Only the records, repeated exactly, should make up the response.

> Records supplied:
--------------------------------------------------
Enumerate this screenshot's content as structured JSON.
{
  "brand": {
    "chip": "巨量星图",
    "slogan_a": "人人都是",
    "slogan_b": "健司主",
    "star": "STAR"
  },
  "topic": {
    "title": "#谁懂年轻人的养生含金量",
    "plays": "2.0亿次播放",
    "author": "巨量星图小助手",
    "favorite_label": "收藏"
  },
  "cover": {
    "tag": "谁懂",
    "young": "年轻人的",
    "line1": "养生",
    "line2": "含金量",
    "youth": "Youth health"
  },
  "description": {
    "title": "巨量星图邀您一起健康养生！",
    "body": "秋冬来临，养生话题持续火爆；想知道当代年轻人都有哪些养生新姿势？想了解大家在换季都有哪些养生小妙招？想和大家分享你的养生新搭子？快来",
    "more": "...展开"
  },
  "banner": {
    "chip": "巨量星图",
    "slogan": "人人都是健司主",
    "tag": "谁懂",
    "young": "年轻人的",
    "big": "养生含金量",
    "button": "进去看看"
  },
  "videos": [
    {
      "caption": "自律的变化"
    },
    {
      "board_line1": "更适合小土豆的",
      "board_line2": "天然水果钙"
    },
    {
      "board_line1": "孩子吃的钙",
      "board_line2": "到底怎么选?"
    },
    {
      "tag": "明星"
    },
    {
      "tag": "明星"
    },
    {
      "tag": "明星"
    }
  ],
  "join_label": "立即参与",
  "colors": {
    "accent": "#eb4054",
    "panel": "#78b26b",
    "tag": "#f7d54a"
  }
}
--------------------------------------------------
> Response to this exercise:
Enumerate this screenshot's content as structured JSON.
{
  "brand": {
    "chip": "巨量星图",
    "slogan_a": "人人都是",
    "slogan_b": "健司主",
    "star": "STAR"
  },
  "topic": {
    "title": "#谁懂年轻人的养生含金量",
    "plays": "2.0亿次播放",
    "author": "巨量星图小助手",
    "favorite_label": "收藏"
  },
  "cover": {
    "tag": "谁懂",
    "young": "年轻人的",
    "line1": "养生",
    "line2": "含金量",
    "youth": "Youth health"
  },
  "description": {
    "title": "巨量星图邀您一起健康养生！",
    "body": "秋冬来临，养生话题持续火爆；想知道当代年轻人都有哪些养生新姿势？想了解大家在换季都有哪些养生小妙招？想和大家分享你的养生新搭子？快来",
    "more": "...展开"
  },
  "banner": {
    "chip": "巨量星图",
    "slogan": "人人都是健司主",
    "tag": "谁懂",
    "young": "年轻人的",
    "big": "养生含金量",
    "button": "进去看看"
  },
  "videos": [
    {
      "caption": "自律的变化"
    },
    {
      "board_line1": "更适合小土豆的",
      "board_line2": "天然水果钙"
    },
    {
      "board_line1": "孩子吃的钙",
      "board_line2": "到底怎么选?"
    },
    {
      "tag": "明星"
    },
    {
      "tag": "明星"
    },
    {
      "tag": "明星"
    }
  ],
  "join_label": "立即参与",
  "colors": {
    "accent": "#eb4054",
    "panel": "#78b26b",
    "tag": "#f7d54a"
  }
}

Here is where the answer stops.